Emma Codd is Managing Partner for Talent at Deloitte. In this guest blog post, Emma shares what Deloitte has learnt from publishing their gender pay gap data.
We believe that publishing our gender pay gap data has been a positive step in our focus on achieving gender balance in our firm. We published our gender pay gap data in July this year under the new government regulations, but have been regularly publishing our data since 2015.
We have long been clear that for our firm achieving gender balance requires a consistent focus on culture and meaningful targeted interventions designed to address specific ‘pain points’. We have also been clear that we need to be transparent, both in terms of our challenges and our plans to deal with these challenges. Transparency around our gender pay gap is thus a critical part of our approach and we have been a vocal supporter of the regulations and the benefits of publishing.
Below we set out some of the lessons we have learned during the process of publishing our gender pay gap; while each organisation is different, and will have its own challenges when it comes to achieving gender parity, we hope that companies can learn from our experience and get the most out of their own report.
Examine your data
The picture the data provides is critical – while you need to make sure you have the right processes in place to confirm the data’s accuracy, it is also equally important to analyse the data to really understand what the figures say about your organisation. Our data overwhelmingly confirmed that Deloitte’s gender pay and bonus gaps are due to the disproportionate number of men in senior positions; however, it also told us some things we had not previously realised, in particular that more of our women than men avail themselves of some of our salary sacrifice benefits (in particular purchasing extra holiday). In preparing our report, we wanted to share not only the data that we were required to but also other data that we believe helped added valuable context.
Gender pay gap reporting is also an opportunity to talk about what your organisation has done to improve gender diversity. At Deloitte we have been working hard on our culture and on targeted interventions to address gender diversity at every level of our organisation – so, when we reported our gender pay gap we used it as an opportunity to set out those things that the firm is doing to ensure that we provide an inclusive and respectful working environment in which flexible working is embraced.
We also set out some of the targeted interventions that we have been working on (designed to eradicate certain ‘pain points’), such as: a programme specifically designed to develop and retain high potential female managers, refinements to our recruitment processes, the introduction of an industry-first Return to Work programme (open to all, but aimed at helping senior women return to work after a career break of two years or more); and a Working Parents Transitions Programme designed to ensure a smooth transition to and from parental and adoption leave. These are all making a difference to our gender balance and thus all formed a key part of our wider narrative.
Telling the story – how and when
While telling the story is important, we also believed that it was vital to tell it in a way that is clear and engaging for our existing employees, potential recruits and broader stakeholders. For our voluntary narrative we therefore created a colourful and engaging report, with links to existing infographics, films and case studies – all of these aimed to bring our report to life.

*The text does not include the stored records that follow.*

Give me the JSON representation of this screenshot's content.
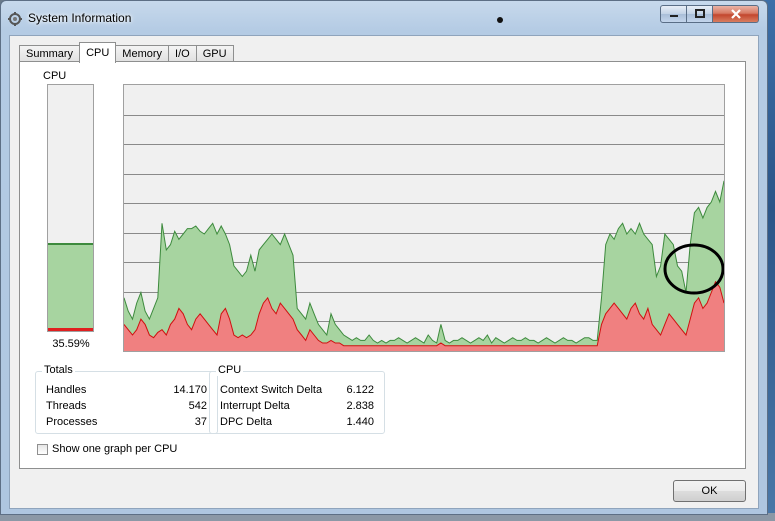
{
  "window": {
    "title": "System Information",
    "app_icon": "system-info-icon"
  },
  "tabs": [
    {
      "label": "Summary",
      "active": false
    },
    {
      "label": "CPU",
      "active": true
    },
    {
      "label": "Memory",
      "active": false
    },
    {
      "label": "I/O",
      "active": false
    },
    {
      "label": "GPU",
      "active": false
    }
  ],
  "cpu_panel": {
    "meter_label": "CPU",
    "usage_percent_text": "35.59%",
    "usage_fraction": 0.3559,
    "kernel_fraction": 0.012
  },
  "totals": {
    "title": "Totals",
    "rows": [
      {
        "label": "Handles",
        "value": "14.170"
      },
      {
        "label": "Threads",
        "value": "542"
      },
      {
        "label": "Processes",
        "value": "37"
      }
    ]
  },
  "cpu_stats": {
    "title": "CPU",
    "rows": [
      {
        "label": "Context Switch Delta",
        "value": "6.122"
      },
      {
        "label": "Interrupt Delta",
        "value": "2.838"
      },
      {
        "label": "DPC Delta",
        "value": "1.440"
      }
    ]
  },
  "options": {
    "per_cpu_graph_label": "Show one graph per CPU",
    "per_cpu_graph_checked": false
  },
  "buttons": {
    "ok_label": "OK"
  },
  "colors": {
    "total_fill": "#a7d4a0",
    "total_line": "#3d8a3d",
    "kernel_fill": "#f08080",
    "kernel_line": "#d01010",
    "annotation": "#000000"
  },
  "chart_data": {
    "type": "area",
    "ylim": [
      0,
      100
    ],
    "gridlines": 9,
    "series": [
      {
        "values": [
          20,
          15,
          12,
          18,
          22,
          15,
          12,
          16,
          20,
          48,
          38,
          40,
          45,
          42,
          44,
          46,
          46,
          47,
          45,
          44,
          46,
          48,
          44,
          47,
          44,
          40,
          32,
          30,
          28,
          30,
          36,
          30,
          38,
          40,
          42,
          44,
          42,
          40,
          44,
          40,
          36,
          16,
          14,
          12,
          18,
          14,
          10,
          8,
          6,
          14,
          10,
          8,
          6,
          5,
          4,
          5,
          4,
          4,
          6,
          4,
          3,
          4,
          3,
          4,
          4,
          5,
          4,
          3,
          4,
          5,
          4,
          3,
          6,
          4,
          3,
          10,
          4,
          3,
          4,
          4,
          5,
          4,
          3,
          4,
          5,
          4,
          6,
          3,
          5,
          4,
          3,
          4,
          5,
          4,
          4,
          5,
          4,
          4,
          3,
          4,
          5,
          4,
          3,
          4,
          5,
          4,
          4,
          3,
          4,
          5,
          5,
          4,
          4,
          20,
          40,
          44,
          42,
          46,
          48,
          44,
          46,
          44,
          48,
          44,
          42,
          40,
          28,
          32,
          44,
          42,
          40,
          32,
          30,
          22,
          40,
          52,
          54,
          50,
          54,
          56,
          60,
          56,
          64
        ]
      },
      {
        "values": [
          10,
          8,
          6,
          8,
          12,
          10,
          6,
          5,
          7,
          8,
          6,
          10,
          12,
          16,
          14,
          10,
          8,
          12,
          14,
          12,
          10,
          8,
          6,
          14,
          16,
          12,
          6,
          5,
          6,
          5,
          6,
          8,
          14,
          18,
          20,
          16,
          14,
          18,
          16,
          14,
          12,
          8,
          6,
          4,
          8,
          6,
          4,
          3,
          3,
          4,
          3,
          3,
          2,
          2,
          2,
          2,
          2,
          2,
          2,
          2,
          2,
          2,
          2,
          2,
          2,
          2,
          2,
          2,
          2,
          2,
          2,
          2,
          2,
          2,
          2,
          3,
          2,
          2,
          2,
          2,
          2,
          2,
          2,
          2,
          2,
          2,
          2,
          2,
          2,
          2,
          2,
          2,
          2,
          2,
          2,
          2,
          2,
          2,
          2,
          2,
          2,
          2,
          2,
          2,
          2,
          2,
          2,
          2,
          2,
          2,
          2,
          2,
          2,
          10,
          14,
          16,
          18,
          16,
          14,
          12,
          16,
          18,
          14,
          12,
          16,
          10,
          8,
          6,
          10,
          14,
          12,
          10,
          8,
          6,
          12,
          18,
          20,
          16,
          18,
          22,
          26,
          24,
          18
        ]
      }
    ]
  }
}
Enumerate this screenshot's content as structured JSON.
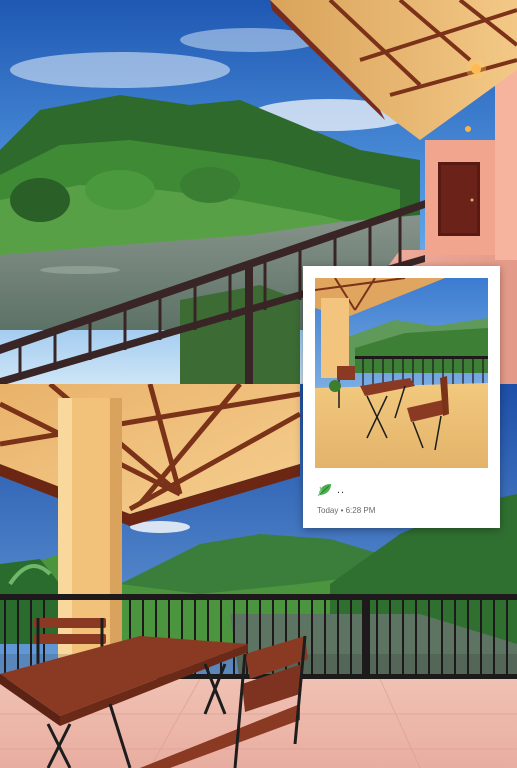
{
  "story": {
    "caption": "..",
    "timestamp": "Today • 6:28 PM",
    "sticker_icon": "leaf-icon"
  },
  "scenes": [
    {
      "name": "top",
      "description_id": "balcony-river-view"
    },
    {
      "name": "bottom",
      "description_id": "balcony-table-chairs"
    }
  ],
  "colors": {
    "sky": "#2f6fc2",
    "forest": "#2f6a2a",
    "river": "#6d7f74",
    "railing": "#3a2526",
    "wall": "#f1a58f",
    "wood": "#8a3a22",
    "pillar": "#f3c27a"
  }
}
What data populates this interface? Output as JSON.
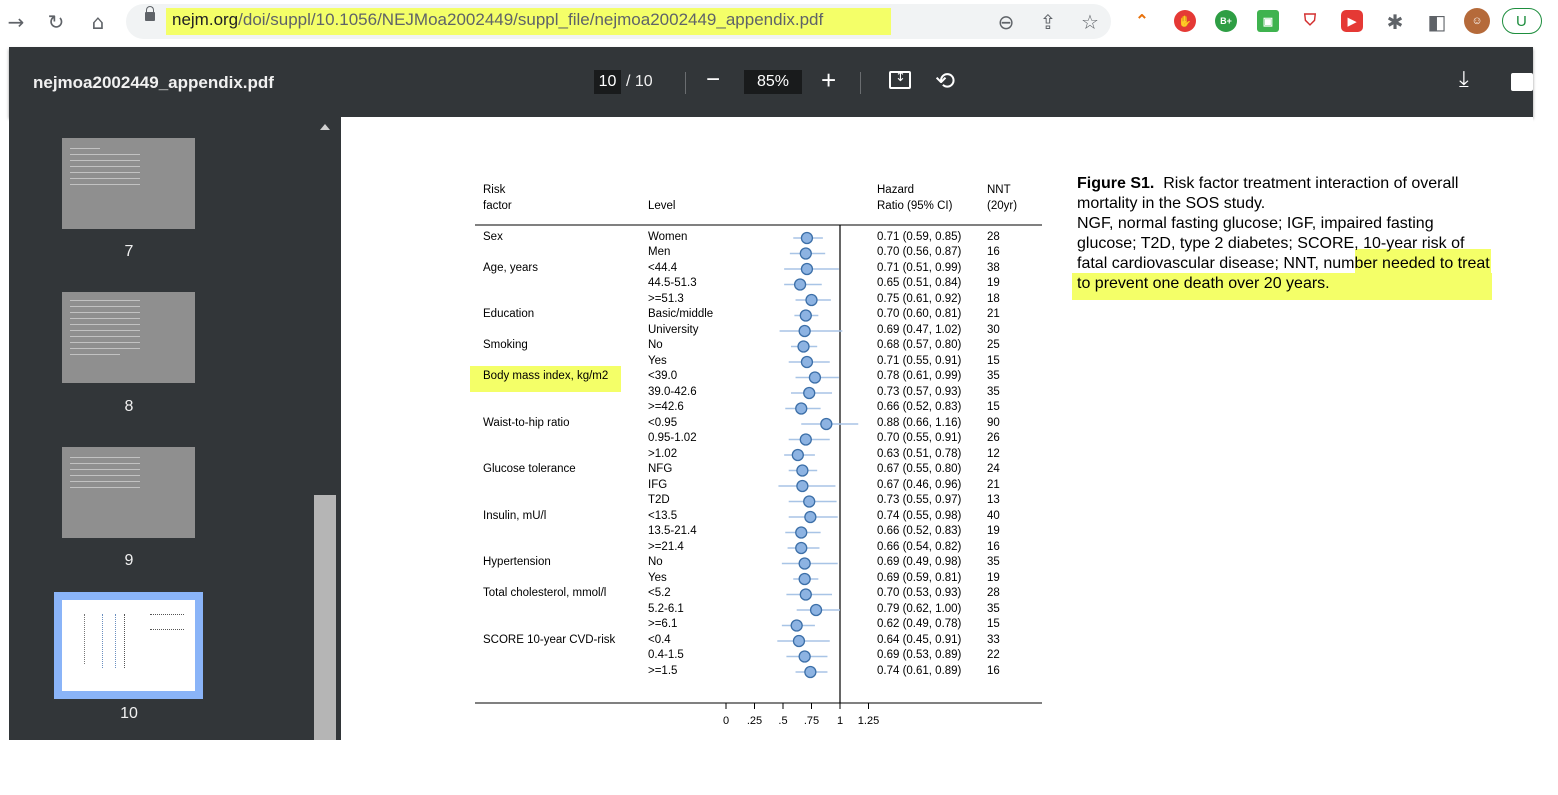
{
  "browser": {
    "url_domain": "nejm.org",
    "url_path": "/doi/suppl/10.1056/NEJMoa2002449/suppl_file/nejmoa2002449_appendix.pdf",
    "profile_initial": "U"
  },
  "pdf_viewer": {
    "doc_title": "nejmoa2002449_appendix.pdf",
    "current_page": "10",
    "total_pages": "/ 10",
    "zoom": "85%",
    "zoom_out_label": "−",
    "zoom_in_label": "+"
  },
  "sidebar": {
    "thumbnails": [
      {
        "label": "7"
      },
      {
        "label": "8"
      },
      {
        "label": "9"
      },
      {
        "label": "10",
        "selected": true
      }
    ]
  },
  "figure": {
    "headers": {
      "risk_factor_1": "Risk",
      "risk_factor_2": "factor",
      "level": "Level",
      "hr_1": "Hazard",
      "hr_2": "Ratio (95% CI)",
      "nnt_1": "NNT",
      "nnt_2": "(20yr)"
    },
    "caption_title": "Figure S1.",
    "caption_text": "Risk factor treatment interaction of overall mortality in the SOS study.",
    "caption_abbrev_1": "NGF, normal fasting glucose; IGF, impaired fasting glucose; T2D, type 2 diabetes; SCORE, 10-year risk of fatal cardiovascular disease;",
    "caption_abbrev_2": "NNT, number needed to treat to prevent one death over 20 years.",
    "axis_ticks": [
      "0",
      ".25",
      ".5",
      ".75",
      "1",
      "1.25"
    ]
  },
  "chart_data": {
    "type": "forest",
    "x_ticks": [
      0,
      0.25,
      0.5,
      0.75,
      1,
      1.25
    ],
    "xlim": [
      0,
      1.25
    ],
    "reference_line": 1,
    "rows": [
      {
        "factor": "Sex",
        "level": "Women",
        "hr": 0.71,
        "lo": 0.59,
        "hi": 0.85,
        "ci_text": "0.71 (0.59, 0.85)",
        "nnt": "28"
      },
      {
        "factor": "",
        "level": "Men",
        "hr": 0.7,
        "lo": 0.56,
        "hi": 0.87,
        "ci_text": "0.70 (0.56, 0.87)",
        "nnt": "16"
      },
      {
        "factor": "Age, years",
        "level": "<44.4",
        "hr": 0.71,
        "lo": 0.51,
        "hi": 0.99,
        "ci_text": "0.71 (0.51, 0.99)",
        "nnt": "38"
      },
      {
        "factor": "",
        "level": "44.5-51.3",
        "hr": 0.65,
        "lo": 0.51,
        "hi": 0.84,
        "ci_text": "0.65 (0.51, 0.84)",
        "nnt": "19"
      },
      {
        "factor": "",
        "level": ">=51.3",
        "hr": 0.75,
        "lo": 0.61,
        "hi": 0.92,
        "ci_text": "0.75 (0.61, 0.92)",
        "nnt": "18"
      },
      {
        "factor": "Education",
        "level": "Basic/middle",
        "hr": 0.7,
        "lo": 0.6,
        "hi": 0.81,
        "ci_text": "0.70 (0.60, 0.81)",
        "nnt": "21"
      },
      {
        "factor": "",
        "level": "University",
        "hr": 0.69,
        "lo": 0.47,
        "hi": 1.02,
        "ci_text": "0.69 (0.47, 1.02)",
        "nnt": "30"
      },
      {
        "factor": "Smoking",
        "level": "No",
        "hr": 0.68,
        "lo": 0.57,
        "hi": 0.8,
        "ci_text": "0.68 (0.57, 0.80)",
        "nnt": "25"
      },
      {
        "factor": "",
        "level": "Yes",
        "hr": 0.71,
        "lo": 0.55,
        "hi": 0.91,
        "ci_text": "0.71 (0.55, 0.91)",
        "nnt": "15"
      },
      {
        "factor": "Body mass index, kg/m2",
        "level": "<39.0",
        "hr": 0.78,
        "lo": 0.61,
        "hi": 0.99,
        "ci_text": "0.78 (0.61, 0.99)",
        "nnt": "35"
      },
      {
        "factor": "",
        "level": "39.0-42.6",
        "hr": 0.73,
        "lo": 0.57,
        "hi": 0.93,
        "ci_text": "0.73 (0.57, 0.93)",
        "nnt": "35"
      },
      {
        "factor": "",
        "level": ">=42.6",
        "hr": 0.66,
        "lo": 0.52,
        "hi": 0.83,
        "ci_text": "0.66 (0.52, 0.83)",
        "nnt": "15"
      },
      {
        "factor": "Waist-to-hip ratio",
        "level": "<0.95",
        "hr": 0.88,
        "lo": 0.66,
        "hi": 1.16,
        "ci_text": "0.88 (0.66, 1.16)",
        "nnt": "90"
      },
      {
        "factor": "",
        "level": "0.95-1.02",
        "hr": 0.7,
        "lo": 0.55,
        "hi": 0.91,
        "ci_text": "0.70 (0.55, 0.91)",
        "nnt": "26"
      },
      {
        "factor": "",
        "level": ">1.02",
        "hr": 0.63,
        "lo": 0.51,
        "hi": 0.78,
        "ci_text": "0.63 (0.51, 0.78)",
        "nnt": "12"
      },
      {
        "factor": "Glucose tolerance",
        "level": "NFG",
        "hr": 0.67,
        "lo": 0.55,
        "hi": 0.8,
        "ci_text": "0.67 (0.55, 0.80)",
        "nnt": "24"
      },
      {
        "factor": "",
        "level": "IFG",
        "hr": 0.67,
        "lo": 0.46,
        "hi": 0.96,
        "ci_text": "0.67 (0.46, 0.96)",
        "nnt": "21"
      },
      {
        "factor": "",
        "level": "T2D",
        "hr": 0.73,
        "lo": 0.55,
        "hi": 0.97,
        "ci_text": "0.73 (0.55, 0.97)",
        "nnt": "13"
      },
      {
        "factor": "Insulin, mU/l",
        "level": "<13.5",
        "hr": 0.74,
        "lo": 0.55,
        "hi": 0.98,
        "ci_text": "0.74 (0.55, 0.98)",
        "nnt": "40"
      },
      {
        "factor": "",
        "level": "13.5-21.4",
        "hr": 0.66,
        "lo": 0.52,
        "hi": 0.83,
        "ci_text": "0.66 (0.52, 0.83)",
        "nnt": "19"
      },
      {
        "factor": "",
        "level": ">=21.4",
        "hr": 0.66,
        "lo": 0.54,
        "hi": 0.82,
        "ci_text": "0.66 (0.54, 0.82)",
        "nnt": "16"
      },
      {
        "factor": "Hypertension",
        "level": "No",
        "hr": 0.69,
        "lo": 0.49,
        "hi": 0.98,
        "ci_text": "0.69 (0.49, 0.98)",
        "nnt": "35"
      },
      {
        "factor": "",
        "level": "Yes",
        "hr": 0.69,
        "lo": 0.59,
        "hi": 0.81,
        "ci_text": "0.69 (0.59, 0.81)",
        "nnt": "19"
      },
      {
        "factor": "Total cholesterol, mmol/l",
        "level": "<5.2",
        "hr": 0.7,
        "lo": 0.53,
        "hi": 0.93,
        "ci_text": "0.70 (0.53, 0.93)",
        "nnt": "28"
      },
      {
        "factor": "",
        "level": "5.2-6.1",
        "hr": 0.79,
        "lo": 0.62,
        "hi": 1.0,
        "ci_text": "0.79 (0.62, 1.00)",
        "nnt": "35"
      },
      {
        "factor": "",
        "level": ">=6.1",
        "hr": 0.62,
        "lo": 0.49,
        "hi": 0.78,
        "ci_text": "0.62 (0.49, 0.78)",
        "nnt": "15"
      },
      {
        "factor": "SCORE 10-year CVD-risk",
        "level": "<0.4",
        "hr": 0.64,
        "lo": 0.45,
        "hi": 0.91,
        "ci_text": "0.64 (0.45, 0.91)",
        "nnt": "33"
      },
      {
        "factor": "",
        "level": "0.4-1.5",
        "hr": 0.69,
        "lo": 0.53,
        "hi": 0.89,
        "ci_text": "0.69 (0.53, 0.89)",
        "nnt": "22"
      },
      {
        "factor": "",
        "level": ">=1.5",
        "hr": 0.74,
        "lo": 0.61,
        "hi": 0.89,
        "ci_text": "0.74 (0.61, 0.89)",
        "nnt": "16"
      }
    ]
  },
  "colors": {
    "marker_fill": "#8db3e2",
    "marker_stroke": "#3c6fa8",
    "ci_line": "#a8c4e6",
    "highlight": "#f4ff68",
    "viewer_bg": "#323639"
  }
}
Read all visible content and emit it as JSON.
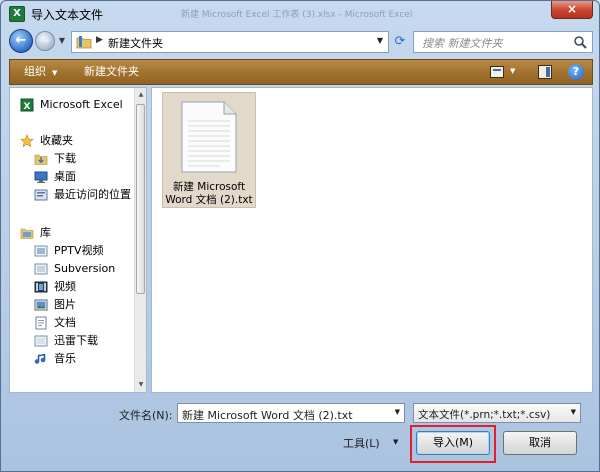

It is critical that your people, clients and other stakeholders understand the story you are telling, so ensure that you convey it in the way that best does this – this may be through external or internal communications specialists. Think carefully about the channels, including making best use of your digital and social media.
The timing is also critical - try to publish your data at a time when people can focus on this important issue in a positive way; it is a sensitive topic and your HR team needs to have the bandwidth to be fully engaged, both before and after reporting. We also ensured that the timing of our report worked for our organisation as a whole – we wanted to be an early reporter, but equally we knew that we needed to align with other reporting deadlines across our firm.
Time and coordination
Under the new legislation all companies report the same data, enabling current and potential employees – as well as other stakeholders – to gain a more meaningful insight into companies’ gender pay parity. Do not underestimate the time it will take to prepare your gender pay gap report - you need to allow enough time for your organisation’s reward and management information teams to pull together the relevant data (which may not always be held on a single system), to work out who does and does not count as a relevant employee, and for your communications teams to agree your key internal and external messages – remember that different stakeholder groups will be interested in different aspects of why your gender pay gap exists and what you are doing to address these aspects. We appointed our own assurance team to undertake a full assurance of our gender pay gap data and calculations, all of which took time but gave us comfort that our figures are accurate.
Importantly, we had one person coordinating the whole report development and announcement planning process, working with the various teams across Deloitte. Having a single point person helps ensure consistency and accuracy.
Making the most of it
Here at Deloitte we know we still have a long way to go. We also know that reporting our gender pay gap and being clear on what caused it has played a key part in the progress we have started to make on achieving gender balance. While the required journey for each company will be different, reporting the gender pay gap will play a part in finally eradicating it.
Publishing your gender pay gap data can help to focus minds on the issue. It may prompt your HR department to think about different approaches or it could be the trigger that will spark some real debate at the remuneration committee or board table. Either way, gender pay gap reporting presents an opportunity for organisations to differentiate themselves. Make the most of it.